Exercise input
——————

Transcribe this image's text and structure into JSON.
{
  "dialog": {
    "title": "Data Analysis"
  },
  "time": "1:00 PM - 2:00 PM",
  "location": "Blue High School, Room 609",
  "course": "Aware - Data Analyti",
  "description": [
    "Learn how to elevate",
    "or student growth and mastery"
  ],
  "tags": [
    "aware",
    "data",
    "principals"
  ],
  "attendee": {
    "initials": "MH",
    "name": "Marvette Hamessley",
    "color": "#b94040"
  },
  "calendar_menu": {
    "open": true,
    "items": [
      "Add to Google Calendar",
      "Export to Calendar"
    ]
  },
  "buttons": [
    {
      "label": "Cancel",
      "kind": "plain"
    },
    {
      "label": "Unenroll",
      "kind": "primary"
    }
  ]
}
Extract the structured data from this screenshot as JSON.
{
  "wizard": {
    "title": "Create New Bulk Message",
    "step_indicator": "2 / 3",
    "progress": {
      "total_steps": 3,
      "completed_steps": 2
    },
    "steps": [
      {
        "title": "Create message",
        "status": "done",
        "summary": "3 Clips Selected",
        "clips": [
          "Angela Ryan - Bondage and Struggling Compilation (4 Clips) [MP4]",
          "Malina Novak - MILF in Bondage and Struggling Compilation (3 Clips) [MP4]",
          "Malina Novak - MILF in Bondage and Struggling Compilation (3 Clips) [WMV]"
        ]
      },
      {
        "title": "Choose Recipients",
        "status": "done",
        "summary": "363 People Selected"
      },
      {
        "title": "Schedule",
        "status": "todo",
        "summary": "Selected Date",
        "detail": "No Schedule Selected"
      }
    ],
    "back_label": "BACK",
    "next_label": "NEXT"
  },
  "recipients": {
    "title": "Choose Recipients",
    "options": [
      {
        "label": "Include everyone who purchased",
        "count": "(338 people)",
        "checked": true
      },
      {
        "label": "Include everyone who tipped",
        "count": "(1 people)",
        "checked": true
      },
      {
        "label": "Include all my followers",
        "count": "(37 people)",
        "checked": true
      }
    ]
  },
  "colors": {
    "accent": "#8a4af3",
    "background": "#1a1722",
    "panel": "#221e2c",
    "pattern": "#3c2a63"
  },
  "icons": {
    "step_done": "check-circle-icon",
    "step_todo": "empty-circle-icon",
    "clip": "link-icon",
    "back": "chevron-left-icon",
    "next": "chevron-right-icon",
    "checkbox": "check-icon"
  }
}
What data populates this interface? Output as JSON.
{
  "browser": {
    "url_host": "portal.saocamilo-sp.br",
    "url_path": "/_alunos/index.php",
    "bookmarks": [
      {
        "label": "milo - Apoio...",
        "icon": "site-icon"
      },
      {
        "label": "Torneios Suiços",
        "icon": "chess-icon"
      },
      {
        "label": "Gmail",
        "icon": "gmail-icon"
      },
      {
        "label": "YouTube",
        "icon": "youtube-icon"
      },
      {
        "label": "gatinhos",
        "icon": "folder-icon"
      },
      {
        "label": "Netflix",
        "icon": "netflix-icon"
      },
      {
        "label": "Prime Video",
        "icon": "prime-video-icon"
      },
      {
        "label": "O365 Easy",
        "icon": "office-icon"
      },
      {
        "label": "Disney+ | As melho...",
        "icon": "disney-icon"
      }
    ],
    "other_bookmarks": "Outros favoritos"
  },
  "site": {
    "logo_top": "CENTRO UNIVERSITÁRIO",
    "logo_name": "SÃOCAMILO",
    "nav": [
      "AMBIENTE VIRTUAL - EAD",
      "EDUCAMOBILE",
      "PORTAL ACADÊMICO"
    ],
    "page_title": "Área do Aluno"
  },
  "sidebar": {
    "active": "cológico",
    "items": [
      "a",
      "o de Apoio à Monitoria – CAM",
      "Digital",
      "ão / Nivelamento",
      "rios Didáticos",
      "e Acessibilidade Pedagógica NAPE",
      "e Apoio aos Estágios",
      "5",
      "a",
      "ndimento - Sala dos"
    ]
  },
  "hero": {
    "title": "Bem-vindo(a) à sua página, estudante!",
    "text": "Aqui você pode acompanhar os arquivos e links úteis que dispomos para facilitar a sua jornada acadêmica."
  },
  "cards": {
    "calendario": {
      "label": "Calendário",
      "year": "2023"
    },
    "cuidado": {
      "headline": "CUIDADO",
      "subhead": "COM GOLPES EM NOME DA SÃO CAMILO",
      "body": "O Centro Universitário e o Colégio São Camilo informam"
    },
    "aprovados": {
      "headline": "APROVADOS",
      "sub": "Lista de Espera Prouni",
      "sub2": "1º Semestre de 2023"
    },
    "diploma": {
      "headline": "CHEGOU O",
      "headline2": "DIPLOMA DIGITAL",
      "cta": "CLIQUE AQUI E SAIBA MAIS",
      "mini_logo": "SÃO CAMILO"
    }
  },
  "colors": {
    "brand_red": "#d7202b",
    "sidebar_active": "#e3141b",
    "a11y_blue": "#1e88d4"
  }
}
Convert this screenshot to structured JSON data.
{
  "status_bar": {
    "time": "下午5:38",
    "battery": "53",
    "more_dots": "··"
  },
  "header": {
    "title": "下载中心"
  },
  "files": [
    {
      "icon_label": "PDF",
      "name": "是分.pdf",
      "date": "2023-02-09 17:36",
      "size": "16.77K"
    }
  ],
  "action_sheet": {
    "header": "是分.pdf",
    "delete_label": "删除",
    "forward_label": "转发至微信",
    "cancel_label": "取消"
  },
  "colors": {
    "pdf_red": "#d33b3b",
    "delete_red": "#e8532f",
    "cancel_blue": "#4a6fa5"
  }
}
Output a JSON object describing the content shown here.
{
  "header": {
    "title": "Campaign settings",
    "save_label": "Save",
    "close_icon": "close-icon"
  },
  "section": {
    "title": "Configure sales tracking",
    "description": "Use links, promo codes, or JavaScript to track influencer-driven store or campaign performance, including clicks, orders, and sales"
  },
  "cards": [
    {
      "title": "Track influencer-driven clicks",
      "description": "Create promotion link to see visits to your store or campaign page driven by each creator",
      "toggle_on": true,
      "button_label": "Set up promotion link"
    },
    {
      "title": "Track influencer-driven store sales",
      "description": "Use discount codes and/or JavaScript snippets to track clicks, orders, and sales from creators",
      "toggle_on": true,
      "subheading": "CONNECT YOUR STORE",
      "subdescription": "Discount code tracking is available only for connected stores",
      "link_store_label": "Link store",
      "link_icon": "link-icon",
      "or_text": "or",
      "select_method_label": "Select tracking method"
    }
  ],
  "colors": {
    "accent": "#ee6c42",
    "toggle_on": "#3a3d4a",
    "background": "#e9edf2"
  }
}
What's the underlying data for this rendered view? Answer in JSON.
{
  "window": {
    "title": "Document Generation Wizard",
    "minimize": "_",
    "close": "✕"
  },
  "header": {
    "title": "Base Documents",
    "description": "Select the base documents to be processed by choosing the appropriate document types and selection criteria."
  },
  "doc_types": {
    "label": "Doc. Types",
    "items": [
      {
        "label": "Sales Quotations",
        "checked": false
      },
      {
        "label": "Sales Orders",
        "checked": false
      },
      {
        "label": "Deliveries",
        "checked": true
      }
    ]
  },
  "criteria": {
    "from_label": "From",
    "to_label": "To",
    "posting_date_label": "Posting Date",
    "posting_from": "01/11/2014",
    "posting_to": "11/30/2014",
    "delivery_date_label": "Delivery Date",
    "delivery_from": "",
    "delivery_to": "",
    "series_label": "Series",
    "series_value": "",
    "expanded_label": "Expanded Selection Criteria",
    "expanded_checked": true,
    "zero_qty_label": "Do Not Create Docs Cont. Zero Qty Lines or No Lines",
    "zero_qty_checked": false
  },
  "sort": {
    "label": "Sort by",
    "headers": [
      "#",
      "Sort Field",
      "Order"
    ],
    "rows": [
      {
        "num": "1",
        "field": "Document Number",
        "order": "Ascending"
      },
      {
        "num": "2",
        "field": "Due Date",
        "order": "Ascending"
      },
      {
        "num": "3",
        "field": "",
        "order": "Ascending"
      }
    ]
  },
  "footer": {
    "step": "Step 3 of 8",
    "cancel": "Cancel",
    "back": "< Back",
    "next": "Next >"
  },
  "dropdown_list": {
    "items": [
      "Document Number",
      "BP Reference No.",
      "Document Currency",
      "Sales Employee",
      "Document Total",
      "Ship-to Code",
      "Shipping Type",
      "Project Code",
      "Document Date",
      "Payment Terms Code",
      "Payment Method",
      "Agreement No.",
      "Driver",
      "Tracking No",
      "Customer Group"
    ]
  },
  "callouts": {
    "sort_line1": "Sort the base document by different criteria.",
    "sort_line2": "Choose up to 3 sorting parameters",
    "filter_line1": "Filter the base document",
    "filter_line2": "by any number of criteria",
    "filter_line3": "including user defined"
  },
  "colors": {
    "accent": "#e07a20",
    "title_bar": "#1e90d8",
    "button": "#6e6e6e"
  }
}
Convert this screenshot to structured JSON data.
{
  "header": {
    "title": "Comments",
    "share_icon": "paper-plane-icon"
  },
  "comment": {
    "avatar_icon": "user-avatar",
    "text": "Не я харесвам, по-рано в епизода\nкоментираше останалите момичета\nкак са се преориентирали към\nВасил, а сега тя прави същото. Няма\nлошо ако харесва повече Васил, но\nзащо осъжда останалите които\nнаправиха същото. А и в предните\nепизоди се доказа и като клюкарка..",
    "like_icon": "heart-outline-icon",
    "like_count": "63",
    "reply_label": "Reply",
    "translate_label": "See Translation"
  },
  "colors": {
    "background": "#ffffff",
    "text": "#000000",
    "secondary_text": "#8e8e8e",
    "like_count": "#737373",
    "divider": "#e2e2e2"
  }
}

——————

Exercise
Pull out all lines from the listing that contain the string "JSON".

Task solution
Transcribe this image's text and structure into JSON.
Extract the structured data from this screenshot as JSON.
What data populates this interface? Output as JSON.
Convert this screenshot to structured JSON data.
Output a JSON object describing the content shown here.
What's the underlying data for this rendered view? Answer in JSON.
Convert this screenshot to structured JSON data.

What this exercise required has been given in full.